Gogoro, Taiwan's leading electric motorcycle manufacturer, has offered free licensing of its battery-swap system, in order to encourage other players joining the market.
The decision was announced by Horace Luke, chief executive of Gogoro, during a conference for new product release on Jan. 31.
The policy is expected to alleviate the backlash to the decision by the government to employ Gogoro's system as the standard for its plan to assist local firms establishing electric motorcycle battery swap stations, according to which other players will have to pay licensing fees to Gogoro. KYMCO, a leading motorcycle producer, protested, saying that it will develop its own specifications for motorcycle battery and battery-swap standard, as an alternative to Gogoro's system.
Luke pointed out that free licensing for Gogoro's battery swap system is available to anyone who employs Gogoro battery, swap system, and control unit in manufacturing electric motorcycles, expressing wish to join hands with other players in tapping the markets of Southeast Asia and India under the arrangement.
Gogoro statistics show that cost for riding Gogoro electric motorcycles reaches only NT$1.3 per kilometer for a driving distance of 600 kilometers a month, compared with NT$1.44 for fuel-oil motorcycles, or NT$1.2 for driving distance of 1,000 kilometers, 15% lower than fuel-oil motorcycles.

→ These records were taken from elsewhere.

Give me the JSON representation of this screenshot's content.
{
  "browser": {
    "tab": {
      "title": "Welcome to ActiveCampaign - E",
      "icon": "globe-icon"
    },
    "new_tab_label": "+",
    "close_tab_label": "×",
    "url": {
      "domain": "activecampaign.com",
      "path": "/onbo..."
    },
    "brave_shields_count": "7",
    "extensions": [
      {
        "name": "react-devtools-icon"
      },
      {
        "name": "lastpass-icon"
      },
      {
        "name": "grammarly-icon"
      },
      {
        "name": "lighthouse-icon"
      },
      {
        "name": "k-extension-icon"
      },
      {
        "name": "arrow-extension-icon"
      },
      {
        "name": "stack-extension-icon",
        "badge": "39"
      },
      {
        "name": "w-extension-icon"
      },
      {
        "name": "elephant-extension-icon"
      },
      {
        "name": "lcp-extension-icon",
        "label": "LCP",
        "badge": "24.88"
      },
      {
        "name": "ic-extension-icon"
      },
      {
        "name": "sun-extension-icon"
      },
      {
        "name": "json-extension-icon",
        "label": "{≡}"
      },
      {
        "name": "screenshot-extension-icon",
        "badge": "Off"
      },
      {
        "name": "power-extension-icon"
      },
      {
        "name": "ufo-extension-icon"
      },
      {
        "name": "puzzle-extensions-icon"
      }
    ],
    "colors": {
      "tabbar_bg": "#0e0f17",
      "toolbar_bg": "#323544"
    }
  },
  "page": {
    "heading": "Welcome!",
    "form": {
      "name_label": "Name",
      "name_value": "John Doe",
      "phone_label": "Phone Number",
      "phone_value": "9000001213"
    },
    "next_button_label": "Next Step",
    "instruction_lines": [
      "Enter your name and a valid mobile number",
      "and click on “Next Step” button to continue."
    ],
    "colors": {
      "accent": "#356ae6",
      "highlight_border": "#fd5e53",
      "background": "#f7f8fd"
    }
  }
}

Gogoro has set up over 500 battery swap stations in Taiwan, offering over 30,000 battery swaps a day for over 53,000 owners of its motorcycles. Luke noted that its dealership outlets and battery swap stations will be doubled this year, adding that the company is planning to extend its reach to eastern Taiwan.
Gogoro's energy network plan
Should other players accept Gogoro's offer, Gogoro will benefit from sales of its control unit, which will multiply, as well as sharp increase in the sales of its batteries.
Gogoro has set sight on the establishment of an energy network in the long term, not only supporting battery swap but also supplying spare batteries at swap stations for emergency relief and supplementing power supply at peak times.
(Collaborative media: TechNews, photos courtesy of TechNews).